Assignment: Whichever lines include the word "февр", copy them as they appear in the data.

Given records START

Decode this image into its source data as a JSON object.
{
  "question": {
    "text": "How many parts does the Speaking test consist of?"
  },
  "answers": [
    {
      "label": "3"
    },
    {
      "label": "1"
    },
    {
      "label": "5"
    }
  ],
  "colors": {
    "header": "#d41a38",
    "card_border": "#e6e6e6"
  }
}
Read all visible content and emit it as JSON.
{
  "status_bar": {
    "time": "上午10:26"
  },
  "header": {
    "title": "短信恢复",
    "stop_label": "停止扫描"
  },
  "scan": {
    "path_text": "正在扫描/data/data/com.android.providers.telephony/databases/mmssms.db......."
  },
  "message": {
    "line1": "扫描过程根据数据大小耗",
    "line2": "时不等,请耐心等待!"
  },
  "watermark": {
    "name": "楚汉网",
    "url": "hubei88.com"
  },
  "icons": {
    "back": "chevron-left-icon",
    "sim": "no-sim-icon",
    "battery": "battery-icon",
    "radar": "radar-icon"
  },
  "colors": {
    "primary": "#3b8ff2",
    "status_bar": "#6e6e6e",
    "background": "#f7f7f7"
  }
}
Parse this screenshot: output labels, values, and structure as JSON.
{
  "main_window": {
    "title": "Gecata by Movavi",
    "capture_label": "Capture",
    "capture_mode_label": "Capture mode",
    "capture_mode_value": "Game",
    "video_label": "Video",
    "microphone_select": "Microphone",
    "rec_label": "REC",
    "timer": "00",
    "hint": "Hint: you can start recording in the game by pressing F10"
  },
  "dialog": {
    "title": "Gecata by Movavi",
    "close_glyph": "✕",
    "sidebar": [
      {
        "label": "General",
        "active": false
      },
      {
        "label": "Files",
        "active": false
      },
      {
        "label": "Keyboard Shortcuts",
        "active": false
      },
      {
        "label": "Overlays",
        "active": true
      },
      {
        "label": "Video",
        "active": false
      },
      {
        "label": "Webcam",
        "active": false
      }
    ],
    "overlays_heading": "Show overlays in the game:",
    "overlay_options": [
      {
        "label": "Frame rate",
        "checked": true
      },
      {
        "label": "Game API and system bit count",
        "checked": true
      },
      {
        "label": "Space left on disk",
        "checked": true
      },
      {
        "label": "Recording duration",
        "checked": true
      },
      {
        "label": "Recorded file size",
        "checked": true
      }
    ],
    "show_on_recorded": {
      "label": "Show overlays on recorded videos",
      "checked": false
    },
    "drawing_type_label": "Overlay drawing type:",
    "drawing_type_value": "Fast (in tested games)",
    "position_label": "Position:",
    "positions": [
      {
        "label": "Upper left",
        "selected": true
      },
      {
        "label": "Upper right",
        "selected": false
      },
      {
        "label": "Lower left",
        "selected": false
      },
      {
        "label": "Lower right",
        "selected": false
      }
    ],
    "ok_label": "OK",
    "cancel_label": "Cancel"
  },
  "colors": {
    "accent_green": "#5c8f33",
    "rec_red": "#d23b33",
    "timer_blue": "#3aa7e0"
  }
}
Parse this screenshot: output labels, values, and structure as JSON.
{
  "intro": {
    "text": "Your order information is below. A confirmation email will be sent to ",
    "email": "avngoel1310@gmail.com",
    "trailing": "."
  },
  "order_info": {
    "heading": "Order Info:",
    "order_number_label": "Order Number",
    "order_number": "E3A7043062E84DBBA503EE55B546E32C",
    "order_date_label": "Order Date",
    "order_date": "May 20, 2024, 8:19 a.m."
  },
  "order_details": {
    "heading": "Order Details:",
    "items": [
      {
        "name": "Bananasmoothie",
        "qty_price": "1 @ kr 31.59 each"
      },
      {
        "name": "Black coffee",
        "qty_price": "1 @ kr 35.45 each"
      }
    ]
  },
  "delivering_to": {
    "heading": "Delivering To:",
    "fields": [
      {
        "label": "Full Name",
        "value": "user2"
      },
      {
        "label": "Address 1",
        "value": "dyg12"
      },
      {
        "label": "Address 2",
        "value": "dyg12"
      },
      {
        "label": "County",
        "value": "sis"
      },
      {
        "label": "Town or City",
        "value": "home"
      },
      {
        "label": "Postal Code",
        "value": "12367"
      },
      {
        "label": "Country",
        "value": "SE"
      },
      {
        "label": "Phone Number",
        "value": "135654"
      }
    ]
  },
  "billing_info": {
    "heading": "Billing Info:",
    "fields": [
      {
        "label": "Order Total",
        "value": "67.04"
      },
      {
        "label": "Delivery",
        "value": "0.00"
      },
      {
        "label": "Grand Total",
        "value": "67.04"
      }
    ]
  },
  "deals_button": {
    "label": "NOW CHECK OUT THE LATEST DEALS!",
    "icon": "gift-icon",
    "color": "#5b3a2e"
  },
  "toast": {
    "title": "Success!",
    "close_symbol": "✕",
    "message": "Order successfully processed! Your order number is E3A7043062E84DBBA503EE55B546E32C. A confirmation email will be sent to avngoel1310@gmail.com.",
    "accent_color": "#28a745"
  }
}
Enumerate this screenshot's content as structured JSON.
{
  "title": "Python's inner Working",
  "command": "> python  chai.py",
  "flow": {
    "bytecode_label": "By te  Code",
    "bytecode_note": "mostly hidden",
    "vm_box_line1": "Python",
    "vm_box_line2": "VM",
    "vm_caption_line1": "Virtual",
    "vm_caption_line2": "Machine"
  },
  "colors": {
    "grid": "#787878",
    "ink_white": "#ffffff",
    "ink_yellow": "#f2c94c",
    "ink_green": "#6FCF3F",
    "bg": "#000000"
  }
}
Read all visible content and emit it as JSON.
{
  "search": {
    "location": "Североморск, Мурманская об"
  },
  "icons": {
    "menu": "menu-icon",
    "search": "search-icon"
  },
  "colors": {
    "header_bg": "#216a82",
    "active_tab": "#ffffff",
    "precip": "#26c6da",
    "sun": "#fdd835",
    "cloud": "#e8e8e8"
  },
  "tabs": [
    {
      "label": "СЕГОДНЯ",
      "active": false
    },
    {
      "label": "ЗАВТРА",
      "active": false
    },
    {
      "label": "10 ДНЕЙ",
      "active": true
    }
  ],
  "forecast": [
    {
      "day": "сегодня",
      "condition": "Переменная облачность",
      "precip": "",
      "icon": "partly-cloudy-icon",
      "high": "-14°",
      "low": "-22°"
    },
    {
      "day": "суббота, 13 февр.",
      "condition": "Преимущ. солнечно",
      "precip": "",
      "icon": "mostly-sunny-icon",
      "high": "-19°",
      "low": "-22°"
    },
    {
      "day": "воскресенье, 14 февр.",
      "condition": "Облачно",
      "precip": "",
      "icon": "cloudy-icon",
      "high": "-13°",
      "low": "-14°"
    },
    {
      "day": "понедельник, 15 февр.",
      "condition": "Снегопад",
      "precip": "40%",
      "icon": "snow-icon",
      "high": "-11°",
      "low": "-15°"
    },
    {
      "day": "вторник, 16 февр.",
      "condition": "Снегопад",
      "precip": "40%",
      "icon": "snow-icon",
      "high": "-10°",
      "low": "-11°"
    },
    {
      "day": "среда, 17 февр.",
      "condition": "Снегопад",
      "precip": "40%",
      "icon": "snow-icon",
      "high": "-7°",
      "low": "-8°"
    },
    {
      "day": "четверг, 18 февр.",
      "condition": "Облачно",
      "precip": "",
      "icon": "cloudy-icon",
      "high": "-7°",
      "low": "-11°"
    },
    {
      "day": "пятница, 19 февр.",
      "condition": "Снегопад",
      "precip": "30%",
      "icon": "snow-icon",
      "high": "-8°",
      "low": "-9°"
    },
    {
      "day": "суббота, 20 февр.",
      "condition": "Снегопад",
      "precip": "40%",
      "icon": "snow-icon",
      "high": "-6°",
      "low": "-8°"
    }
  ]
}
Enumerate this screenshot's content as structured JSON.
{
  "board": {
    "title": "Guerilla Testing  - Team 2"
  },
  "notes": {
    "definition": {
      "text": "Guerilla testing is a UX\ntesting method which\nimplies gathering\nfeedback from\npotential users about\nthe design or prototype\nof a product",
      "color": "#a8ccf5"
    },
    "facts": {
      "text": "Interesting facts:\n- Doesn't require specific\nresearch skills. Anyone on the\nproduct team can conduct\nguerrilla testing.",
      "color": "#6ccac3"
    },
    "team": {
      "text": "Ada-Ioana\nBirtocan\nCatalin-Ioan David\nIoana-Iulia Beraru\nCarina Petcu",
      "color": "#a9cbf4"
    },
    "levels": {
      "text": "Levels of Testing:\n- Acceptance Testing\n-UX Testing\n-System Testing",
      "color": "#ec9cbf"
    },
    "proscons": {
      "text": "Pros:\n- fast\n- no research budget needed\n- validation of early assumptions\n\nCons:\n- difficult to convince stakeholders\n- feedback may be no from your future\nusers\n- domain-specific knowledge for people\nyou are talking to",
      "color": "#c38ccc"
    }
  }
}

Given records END

Expected output:
      "day": "суббота, 13 февр.",
      "day": "воскресенье, 14 февр.",
      "day": "понедельник, 15 февр.",
      "day": "вторник, 16 февр.",
      "day": "среда, 17 февр.",
      "day": "четверг, 18 февр.",
      "day": "пятница, 19 февр.",
      "day": "суббота, 20 февр.",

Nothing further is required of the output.